  • 2005, Prince Charles's marriage to Camilla, Duchess of Cornwall
  • 2011, Prince William's marriage to Catherine Middleton
  • 2018, Prince Harry's marriage to Meghan Markle

Prince Harry and Meghan Markle's wedding in 2018 carried on the tradition of Welsh gold rings

(Image credit: Jonathan Brady - WPA Pool/Getty Images)

Meghan Markle's wedding ring

(Image credit: JONATHAN BRADY/AFP via Getty Images)

With the Clogau mine closed, Welsh gold is a true rarity nowadays.

Luckily, to keep the tradition for future royals alive, in November 1981, the British Royal Legion presented the Queen with a 36g piece of 21-carat Welsh gold for future royal wedding rings.

Managing director of Clogau, Ben Roberts has previously spoke about the history of the gold and the royals.

He’s said, “It’s one of the most romantic stories and it lends Clogau almost a mythical or fairytale history that no other jewellery brand could offer. The links between the royal family and Welsh gold go back as far as 1911. Clogau has supplied the gold for each generation’s wedding rings since then.”

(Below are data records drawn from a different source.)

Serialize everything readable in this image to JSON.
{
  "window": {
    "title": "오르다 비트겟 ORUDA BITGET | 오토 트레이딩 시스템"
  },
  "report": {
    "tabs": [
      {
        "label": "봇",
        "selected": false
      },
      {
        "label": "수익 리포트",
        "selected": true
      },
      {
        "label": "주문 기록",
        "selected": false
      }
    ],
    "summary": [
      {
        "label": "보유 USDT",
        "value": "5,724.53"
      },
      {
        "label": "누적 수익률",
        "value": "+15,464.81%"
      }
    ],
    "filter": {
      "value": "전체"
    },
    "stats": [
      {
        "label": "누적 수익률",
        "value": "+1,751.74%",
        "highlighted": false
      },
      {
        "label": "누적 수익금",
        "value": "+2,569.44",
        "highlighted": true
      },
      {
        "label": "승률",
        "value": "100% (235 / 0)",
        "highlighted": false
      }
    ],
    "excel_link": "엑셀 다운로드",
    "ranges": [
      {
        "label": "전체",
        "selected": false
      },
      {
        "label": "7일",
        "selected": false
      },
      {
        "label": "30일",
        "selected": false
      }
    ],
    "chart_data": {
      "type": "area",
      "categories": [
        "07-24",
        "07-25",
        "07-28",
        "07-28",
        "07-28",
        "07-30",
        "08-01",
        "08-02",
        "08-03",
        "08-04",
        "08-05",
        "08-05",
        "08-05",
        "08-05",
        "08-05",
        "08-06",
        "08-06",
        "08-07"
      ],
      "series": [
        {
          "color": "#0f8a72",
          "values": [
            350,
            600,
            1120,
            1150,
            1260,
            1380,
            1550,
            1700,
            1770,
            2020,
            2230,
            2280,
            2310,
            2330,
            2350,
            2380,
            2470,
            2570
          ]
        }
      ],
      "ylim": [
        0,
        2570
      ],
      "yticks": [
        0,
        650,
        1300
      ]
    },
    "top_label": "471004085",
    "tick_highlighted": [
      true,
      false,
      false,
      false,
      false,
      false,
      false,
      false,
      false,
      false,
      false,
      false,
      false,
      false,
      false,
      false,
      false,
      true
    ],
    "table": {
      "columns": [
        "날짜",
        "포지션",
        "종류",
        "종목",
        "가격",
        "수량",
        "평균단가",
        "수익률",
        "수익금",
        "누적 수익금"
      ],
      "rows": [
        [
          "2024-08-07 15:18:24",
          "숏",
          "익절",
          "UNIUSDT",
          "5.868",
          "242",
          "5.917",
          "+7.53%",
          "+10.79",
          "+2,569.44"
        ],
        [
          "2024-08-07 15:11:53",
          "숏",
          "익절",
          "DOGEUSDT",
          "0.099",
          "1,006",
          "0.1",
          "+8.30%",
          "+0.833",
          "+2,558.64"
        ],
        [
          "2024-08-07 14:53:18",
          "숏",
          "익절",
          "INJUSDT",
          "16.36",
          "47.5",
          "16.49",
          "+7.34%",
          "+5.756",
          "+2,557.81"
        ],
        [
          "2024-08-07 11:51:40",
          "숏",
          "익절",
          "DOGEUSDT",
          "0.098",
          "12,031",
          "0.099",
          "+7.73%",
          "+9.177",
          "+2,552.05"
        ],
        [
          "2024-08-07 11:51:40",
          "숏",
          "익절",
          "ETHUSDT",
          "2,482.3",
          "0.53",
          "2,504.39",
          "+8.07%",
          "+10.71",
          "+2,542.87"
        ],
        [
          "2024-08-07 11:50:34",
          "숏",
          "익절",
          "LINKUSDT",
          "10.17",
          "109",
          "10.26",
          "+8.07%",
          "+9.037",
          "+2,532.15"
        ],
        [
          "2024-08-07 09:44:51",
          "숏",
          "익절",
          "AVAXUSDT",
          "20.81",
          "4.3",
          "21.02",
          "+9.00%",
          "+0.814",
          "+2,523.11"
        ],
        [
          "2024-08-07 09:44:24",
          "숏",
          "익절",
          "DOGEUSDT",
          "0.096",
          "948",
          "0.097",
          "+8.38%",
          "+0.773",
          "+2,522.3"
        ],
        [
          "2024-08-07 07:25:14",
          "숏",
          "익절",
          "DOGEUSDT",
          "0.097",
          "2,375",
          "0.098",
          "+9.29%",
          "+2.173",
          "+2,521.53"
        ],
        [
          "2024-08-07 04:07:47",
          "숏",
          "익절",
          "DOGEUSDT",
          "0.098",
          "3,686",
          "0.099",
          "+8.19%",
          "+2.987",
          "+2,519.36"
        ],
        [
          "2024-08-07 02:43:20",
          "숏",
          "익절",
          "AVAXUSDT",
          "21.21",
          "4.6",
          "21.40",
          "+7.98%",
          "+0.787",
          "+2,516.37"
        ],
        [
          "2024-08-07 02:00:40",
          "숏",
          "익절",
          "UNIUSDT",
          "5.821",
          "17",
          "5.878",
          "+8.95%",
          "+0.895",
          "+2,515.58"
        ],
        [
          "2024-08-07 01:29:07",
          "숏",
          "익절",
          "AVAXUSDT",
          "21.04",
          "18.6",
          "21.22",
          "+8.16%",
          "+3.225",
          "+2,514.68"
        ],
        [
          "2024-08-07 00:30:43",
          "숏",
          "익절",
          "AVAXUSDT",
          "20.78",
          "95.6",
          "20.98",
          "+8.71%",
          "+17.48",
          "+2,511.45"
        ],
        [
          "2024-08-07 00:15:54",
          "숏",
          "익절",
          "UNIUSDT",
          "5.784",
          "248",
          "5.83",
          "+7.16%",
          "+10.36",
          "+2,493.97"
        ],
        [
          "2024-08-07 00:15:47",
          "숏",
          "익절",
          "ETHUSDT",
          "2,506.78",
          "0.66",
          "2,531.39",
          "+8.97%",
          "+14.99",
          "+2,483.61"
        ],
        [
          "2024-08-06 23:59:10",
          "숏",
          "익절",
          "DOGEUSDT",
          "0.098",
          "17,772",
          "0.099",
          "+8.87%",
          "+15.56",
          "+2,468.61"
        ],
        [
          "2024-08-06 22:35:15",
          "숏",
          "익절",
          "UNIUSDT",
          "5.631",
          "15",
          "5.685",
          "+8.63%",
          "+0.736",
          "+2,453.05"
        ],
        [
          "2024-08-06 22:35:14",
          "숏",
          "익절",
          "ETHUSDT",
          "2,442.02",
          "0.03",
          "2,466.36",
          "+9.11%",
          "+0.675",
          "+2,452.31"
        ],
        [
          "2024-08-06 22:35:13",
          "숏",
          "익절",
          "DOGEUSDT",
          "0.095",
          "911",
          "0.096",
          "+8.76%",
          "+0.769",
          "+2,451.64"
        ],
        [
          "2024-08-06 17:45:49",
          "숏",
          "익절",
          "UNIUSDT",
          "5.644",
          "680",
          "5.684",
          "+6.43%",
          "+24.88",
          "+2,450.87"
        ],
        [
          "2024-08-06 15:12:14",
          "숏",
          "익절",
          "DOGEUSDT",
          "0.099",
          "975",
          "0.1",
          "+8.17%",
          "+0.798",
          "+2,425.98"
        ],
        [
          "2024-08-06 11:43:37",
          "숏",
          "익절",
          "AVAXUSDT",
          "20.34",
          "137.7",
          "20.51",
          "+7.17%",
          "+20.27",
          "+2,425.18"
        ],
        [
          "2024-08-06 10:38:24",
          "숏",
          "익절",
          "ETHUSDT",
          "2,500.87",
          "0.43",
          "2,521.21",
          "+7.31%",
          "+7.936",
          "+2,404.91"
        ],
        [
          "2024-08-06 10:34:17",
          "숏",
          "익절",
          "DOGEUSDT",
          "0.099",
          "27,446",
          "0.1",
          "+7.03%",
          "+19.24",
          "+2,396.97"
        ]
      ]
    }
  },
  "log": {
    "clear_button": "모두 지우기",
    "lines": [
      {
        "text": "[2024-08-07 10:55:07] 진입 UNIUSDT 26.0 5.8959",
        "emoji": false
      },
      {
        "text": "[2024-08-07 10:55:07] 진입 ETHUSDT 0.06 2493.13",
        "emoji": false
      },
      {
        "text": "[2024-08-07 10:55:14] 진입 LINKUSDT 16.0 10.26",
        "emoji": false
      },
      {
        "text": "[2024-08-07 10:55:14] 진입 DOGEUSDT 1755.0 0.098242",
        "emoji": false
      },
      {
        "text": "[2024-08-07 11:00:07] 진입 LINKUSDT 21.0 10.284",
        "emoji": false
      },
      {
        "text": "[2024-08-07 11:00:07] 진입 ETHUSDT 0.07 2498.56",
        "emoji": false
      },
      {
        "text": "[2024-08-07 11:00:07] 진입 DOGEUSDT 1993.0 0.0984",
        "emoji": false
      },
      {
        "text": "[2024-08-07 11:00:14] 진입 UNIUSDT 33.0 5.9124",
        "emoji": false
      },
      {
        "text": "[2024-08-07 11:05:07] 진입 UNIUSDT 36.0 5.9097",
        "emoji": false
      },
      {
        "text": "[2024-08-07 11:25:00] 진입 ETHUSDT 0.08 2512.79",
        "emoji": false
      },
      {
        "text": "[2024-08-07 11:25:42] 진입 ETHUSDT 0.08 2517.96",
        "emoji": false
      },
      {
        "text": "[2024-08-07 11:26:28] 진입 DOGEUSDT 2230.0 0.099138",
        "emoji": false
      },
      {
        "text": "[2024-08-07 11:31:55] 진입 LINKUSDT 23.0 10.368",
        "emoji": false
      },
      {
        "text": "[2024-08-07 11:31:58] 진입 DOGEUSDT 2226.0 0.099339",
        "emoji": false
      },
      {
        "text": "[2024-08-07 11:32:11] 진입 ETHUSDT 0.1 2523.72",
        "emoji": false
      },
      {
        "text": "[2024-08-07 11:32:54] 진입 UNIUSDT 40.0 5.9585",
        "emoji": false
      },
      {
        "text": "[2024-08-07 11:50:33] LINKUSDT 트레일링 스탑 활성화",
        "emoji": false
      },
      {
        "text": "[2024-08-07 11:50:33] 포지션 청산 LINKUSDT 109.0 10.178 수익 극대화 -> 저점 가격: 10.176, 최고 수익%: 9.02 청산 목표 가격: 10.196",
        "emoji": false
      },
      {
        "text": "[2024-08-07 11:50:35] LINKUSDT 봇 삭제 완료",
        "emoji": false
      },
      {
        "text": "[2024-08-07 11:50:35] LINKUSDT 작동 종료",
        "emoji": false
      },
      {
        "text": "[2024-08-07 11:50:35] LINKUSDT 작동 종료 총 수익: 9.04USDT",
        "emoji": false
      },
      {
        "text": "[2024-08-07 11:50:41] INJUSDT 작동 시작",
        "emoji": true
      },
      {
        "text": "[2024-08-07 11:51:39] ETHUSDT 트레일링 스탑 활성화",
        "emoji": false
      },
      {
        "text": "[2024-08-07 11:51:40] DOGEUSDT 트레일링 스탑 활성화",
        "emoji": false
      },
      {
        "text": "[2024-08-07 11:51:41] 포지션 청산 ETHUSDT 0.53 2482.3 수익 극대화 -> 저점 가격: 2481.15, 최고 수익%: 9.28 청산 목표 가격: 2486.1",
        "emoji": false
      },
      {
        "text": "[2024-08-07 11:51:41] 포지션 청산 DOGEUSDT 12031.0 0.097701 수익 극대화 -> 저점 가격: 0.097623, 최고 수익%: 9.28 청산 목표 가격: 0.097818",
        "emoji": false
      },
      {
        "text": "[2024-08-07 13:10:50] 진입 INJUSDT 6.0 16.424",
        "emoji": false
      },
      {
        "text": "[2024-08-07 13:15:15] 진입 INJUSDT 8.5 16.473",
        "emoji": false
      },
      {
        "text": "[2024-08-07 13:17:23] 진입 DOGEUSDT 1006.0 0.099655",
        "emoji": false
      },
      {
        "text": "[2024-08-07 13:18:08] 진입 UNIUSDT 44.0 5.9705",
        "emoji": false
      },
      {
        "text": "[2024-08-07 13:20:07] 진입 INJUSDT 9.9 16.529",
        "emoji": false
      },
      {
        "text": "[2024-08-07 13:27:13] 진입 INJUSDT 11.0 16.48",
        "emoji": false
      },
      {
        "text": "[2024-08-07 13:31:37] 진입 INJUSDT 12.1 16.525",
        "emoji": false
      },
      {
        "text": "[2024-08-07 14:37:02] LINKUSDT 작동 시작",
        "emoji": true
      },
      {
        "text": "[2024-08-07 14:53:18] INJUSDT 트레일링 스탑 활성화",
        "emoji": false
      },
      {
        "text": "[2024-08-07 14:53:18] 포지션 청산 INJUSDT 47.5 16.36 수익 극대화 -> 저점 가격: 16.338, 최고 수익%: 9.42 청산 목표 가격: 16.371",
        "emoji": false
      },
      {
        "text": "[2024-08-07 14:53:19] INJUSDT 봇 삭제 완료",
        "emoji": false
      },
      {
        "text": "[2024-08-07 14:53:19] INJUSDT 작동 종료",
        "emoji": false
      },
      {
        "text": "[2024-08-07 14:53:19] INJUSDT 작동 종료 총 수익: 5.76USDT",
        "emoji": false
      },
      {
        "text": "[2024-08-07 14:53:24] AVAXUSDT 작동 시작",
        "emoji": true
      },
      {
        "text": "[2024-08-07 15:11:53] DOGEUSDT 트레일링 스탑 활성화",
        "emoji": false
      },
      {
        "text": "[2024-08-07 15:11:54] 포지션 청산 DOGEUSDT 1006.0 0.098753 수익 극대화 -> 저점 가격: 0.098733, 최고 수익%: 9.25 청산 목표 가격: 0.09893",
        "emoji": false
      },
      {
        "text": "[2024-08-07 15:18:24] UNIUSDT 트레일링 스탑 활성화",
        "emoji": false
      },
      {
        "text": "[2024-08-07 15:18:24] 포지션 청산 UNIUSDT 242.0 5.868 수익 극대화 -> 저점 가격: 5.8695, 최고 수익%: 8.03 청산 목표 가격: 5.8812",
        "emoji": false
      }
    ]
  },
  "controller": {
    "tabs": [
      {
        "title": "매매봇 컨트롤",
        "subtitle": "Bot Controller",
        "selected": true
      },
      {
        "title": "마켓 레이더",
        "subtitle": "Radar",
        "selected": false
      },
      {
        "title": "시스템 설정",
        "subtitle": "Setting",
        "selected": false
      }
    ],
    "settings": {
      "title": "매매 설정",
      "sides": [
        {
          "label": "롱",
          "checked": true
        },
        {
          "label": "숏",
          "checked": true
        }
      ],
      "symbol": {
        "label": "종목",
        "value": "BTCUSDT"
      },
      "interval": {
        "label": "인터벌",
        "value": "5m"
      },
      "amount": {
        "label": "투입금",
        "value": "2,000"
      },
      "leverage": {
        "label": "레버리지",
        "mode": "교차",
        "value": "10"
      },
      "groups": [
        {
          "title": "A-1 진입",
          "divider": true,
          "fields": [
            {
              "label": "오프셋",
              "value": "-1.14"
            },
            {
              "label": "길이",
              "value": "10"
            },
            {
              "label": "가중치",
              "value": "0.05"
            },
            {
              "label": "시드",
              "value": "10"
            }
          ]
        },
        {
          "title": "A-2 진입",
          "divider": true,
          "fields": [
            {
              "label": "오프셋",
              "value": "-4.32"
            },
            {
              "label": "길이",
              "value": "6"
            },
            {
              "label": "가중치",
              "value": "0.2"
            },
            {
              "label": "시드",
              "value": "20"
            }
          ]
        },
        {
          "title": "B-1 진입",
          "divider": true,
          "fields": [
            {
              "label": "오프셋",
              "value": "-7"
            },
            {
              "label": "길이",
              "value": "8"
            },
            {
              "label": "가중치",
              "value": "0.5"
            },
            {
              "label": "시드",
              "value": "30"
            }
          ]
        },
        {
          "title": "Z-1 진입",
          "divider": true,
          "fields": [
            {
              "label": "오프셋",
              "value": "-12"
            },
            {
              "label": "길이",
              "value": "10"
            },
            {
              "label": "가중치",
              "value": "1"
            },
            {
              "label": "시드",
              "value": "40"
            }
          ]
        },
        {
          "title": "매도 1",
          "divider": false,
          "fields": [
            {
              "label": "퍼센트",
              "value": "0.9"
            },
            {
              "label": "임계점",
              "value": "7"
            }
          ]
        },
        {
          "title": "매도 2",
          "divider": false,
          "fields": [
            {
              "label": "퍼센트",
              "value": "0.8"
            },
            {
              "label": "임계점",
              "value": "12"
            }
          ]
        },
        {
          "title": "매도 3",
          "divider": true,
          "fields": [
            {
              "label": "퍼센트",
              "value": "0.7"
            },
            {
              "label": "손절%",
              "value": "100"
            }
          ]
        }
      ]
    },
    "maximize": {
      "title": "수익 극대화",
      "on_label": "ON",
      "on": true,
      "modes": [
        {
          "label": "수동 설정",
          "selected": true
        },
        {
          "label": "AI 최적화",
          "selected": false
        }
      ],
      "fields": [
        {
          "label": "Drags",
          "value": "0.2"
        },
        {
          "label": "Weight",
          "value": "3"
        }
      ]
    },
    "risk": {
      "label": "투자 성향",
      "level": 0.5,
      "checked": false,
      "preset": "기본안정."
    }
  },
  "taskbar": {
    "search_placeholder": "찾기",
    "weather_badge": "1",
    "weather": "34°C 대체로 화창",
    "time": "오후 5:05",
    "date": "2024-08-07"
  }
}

“The very fact that rare Welsh gold is favored by the royal family and its limited supply makes pure Welsh gold one of the most expensive metals in the world.”

“A recent auction witnessing the sale of Welsh gold nuggets from the Clogau mine fetched values of circa 25 times the current gold market value.”

Jack Slater
Freelance writer

Jack Slater is not the Last Action Hero, but that's what comes up first when you Google him. Preferring a much more sedentary life, Jack gets his thrills by covering news, entertainment, celebrity, film and culture for woman&home, and other digital publications.

Having written for various print and online publications—ranging from national syndicates to niche magazines—Jack has written about nearly everything there is to write about, covering LGBTQ+ news, celebrity features, TV and film scoops, reviewing the latest theatre shows lighting up London’s West End and the most pressing of SEO based stories.